Pakistan decided Sunday to temporarily suspend incoming pedestrian movement at overland border crossings with Afghanistan and Iran to “restrain import of any new mutation” of the coronavirus.
The restriction will take effect Tuesday night and remain in place until May 20, said the National Command and Operation Center (NCOC), which oversees Pakistan’s response to the outbreak.
Pakistani nationals in Afghanistan and Iran, as well as Afghans seeking extreme emergency medical treatment in Pakistan will, however, be allowed to enter the country. All outbound pedestrian movement will be permissible, the statement said.
The tightened border controls come a day after officials in the southern Pakistani province of Sindh said they had detected the South African and Brazilian coronavirus variants in “some samples.” The highly contagious variants have raised fears of escalations in new infections.
A British variant, however, officially remains the primary source of the current surge in infections across Pakistan.
The country of about 220 million people detected the virus a year ago and has since reported more than 18,000 deaths among an estimated 830,000 infections. They included 113 deaths and 4,414 new cases authorities reported Sunday.
The NCOC said the border restriction will not be applicable to bilateral and transit cargo/trade movement with Afghanistan and Iran, but that drivers will undergo “thermal scanning” at border terminals.
Pakistan shares a nearly 2,600-kilometer border with Afghanistan and about a 930-kilometer border with Iran.
Pakistan’s special representative to Afghanistan, Mohammad Sadiq, defended the border restriction, calling it “the most important step” in curbing the wave of infections.
“The spread of COVID-19 is alarming. It is important that we take difficult decisions to protect our people from this scourge,” Sadiq tweeted.
Thousands of Afghan pedestrians travel daily in both directions. They are mostly members of the Afghan refugee community, students and patients seeking treatment in relatively better Pakistani health facilities.
Pakistan has already banned land and air travel from India because of the devastating wave of coronavirus cases across the neighboring country, which on Sunday recorded its highest daily death toll since the start of the pandemic, with nearly 3,700 people dying in 24 hours.
The health crisis in India has sparked fears Pakistan may be next. The traditionally neglected and underfunded Pakistani health care system, critics say, may not be able to sustain the kind of pressure and surge of cases India is experiencing.
The Pakistani government last week called in troops to assist civilian law enforcement agencies in strictly implementing coronavirus public safety measures to stem the record number of deaths from the infection in recent days.
Authorities have placed virus hotspot areas either under complete or partial lockdowns and are racing to increase the number of beds as well ventilators to hospitals across Pakistan to stave off shortages.
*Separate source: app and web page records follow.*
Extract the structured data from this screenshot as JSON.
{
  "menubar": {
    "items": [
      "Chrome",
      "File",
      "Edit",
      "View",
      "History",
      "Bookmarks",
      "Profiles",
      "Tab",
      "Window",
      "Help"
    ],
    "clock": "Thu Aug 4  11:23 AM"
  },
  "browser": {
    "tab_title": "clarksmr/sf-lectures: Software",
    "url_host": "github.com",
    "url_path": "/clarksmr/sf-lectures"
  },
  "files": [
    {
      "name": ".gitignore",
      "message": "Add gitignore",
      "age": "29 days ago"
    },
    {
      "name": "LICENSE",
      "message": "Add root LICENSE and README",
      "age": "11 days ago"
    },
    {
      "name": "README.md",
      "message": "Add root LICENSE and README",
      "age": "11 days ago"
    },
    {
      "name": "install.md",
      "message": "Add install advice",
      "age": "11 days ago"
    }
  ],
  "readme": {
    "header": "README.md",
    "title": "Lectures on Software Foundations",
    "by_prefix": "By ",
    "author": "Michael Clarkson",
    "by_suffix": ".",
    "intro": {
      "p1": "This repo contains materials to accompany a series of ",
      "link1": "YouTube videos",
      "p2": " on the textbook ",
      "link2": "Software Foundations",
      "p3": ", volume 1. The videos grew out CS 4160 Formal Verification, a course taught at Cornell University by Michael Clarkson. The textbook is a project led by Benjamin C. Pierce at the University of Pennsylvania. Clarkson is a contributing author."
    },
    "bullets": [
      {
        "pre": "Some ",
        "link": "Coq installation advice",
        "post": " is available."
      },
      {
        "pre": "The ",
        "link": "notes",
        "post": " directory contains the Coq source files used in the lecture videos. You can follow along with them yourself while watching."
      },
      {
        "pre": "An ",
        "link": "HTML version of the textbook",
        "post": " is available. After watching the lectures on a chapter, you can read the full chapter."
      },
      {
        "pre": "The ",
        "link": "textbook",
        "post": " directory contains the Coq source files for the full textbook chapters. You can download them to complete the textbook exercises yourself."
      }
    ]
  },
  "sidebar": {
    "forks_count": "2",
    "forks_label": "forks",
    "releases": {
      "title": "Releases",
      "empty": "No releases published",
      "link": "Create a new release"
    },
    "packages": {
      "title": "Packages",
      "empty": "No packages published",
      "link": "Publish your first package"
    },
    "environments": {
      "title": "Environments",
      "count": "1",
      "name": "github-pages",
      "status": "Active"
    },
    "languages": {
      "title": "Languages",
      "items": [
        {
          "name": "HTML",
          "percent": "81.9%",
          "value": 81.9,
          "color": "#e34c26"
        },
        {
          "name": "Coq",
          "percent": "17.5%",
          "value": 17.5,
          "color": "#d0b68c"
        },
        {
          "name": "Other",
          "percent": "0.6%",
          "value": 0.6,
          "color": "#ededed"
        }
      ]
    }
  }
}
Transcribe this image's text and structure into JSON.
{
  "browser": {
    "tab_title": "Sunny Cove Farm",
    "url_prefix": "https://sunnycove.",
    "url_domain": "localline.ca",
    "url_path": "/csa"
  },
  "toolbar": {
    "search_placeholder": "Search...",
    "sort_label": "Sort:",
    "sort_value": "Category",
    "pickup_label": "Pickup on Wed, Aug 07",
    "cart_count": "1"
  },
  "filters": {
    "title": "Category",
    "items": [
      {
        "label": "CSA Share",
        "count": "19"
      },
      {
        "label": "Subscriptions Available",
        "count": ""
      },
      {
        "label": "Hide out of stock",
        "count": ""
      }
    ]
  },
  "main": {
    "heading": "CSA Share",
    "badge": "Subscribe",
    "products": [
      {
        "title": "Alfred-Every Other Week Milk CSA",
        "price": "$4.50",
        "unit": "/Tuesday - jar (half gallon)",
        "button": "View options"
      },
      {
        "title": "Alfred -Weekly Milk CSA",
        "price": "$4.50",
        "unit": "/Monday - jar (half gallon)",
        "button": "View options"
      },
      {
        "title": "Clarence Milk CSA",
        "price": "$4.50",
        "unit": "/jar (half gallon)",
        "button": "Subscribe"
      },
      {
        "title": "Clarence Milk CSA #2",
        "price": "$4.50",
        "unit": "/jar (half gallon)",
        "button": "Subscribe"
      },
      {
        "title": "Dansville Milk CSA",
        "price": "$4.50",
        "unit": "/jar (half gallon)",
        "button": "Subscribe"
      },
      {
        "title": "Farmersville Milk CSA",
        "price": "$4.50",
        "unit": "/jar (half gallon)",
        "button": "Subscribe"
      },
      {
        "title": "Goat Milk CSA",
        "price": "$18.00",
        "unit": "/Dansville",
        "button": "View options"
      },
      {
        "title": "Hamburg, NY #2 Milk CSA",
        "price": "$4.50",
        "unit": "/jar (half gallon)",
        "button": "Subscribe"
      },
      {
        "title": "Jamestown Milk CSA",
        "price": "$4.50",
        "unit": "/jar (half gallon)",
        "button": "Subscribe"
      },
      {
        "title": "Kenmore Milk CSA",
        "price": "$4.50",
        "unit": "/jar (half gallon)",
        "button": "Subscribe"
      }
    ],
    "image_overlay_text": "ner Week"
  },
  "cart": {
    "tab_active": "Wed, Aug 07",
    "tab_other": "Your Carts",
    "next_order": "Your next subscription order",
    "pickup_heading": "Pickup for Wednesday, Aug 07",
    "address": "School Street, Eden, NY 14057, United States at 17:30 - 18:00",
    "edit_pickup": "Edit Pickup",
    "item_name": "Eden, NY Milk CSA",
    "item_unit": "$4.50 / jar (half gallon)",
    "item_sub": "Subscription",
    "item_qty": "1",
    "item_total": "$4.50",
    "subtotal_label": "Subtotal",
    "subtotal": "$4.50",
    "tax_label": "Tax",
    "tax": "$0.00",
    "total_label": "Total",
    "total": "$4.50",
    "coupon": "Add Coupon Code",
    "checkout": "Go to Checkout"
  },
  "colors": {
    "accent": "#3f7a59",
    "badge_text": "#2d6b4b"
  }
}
Pakistan authorities launched a nationwide vaccination campaign in February but just over 2 million people have so far been inoculated, the lowest rate in South Asia.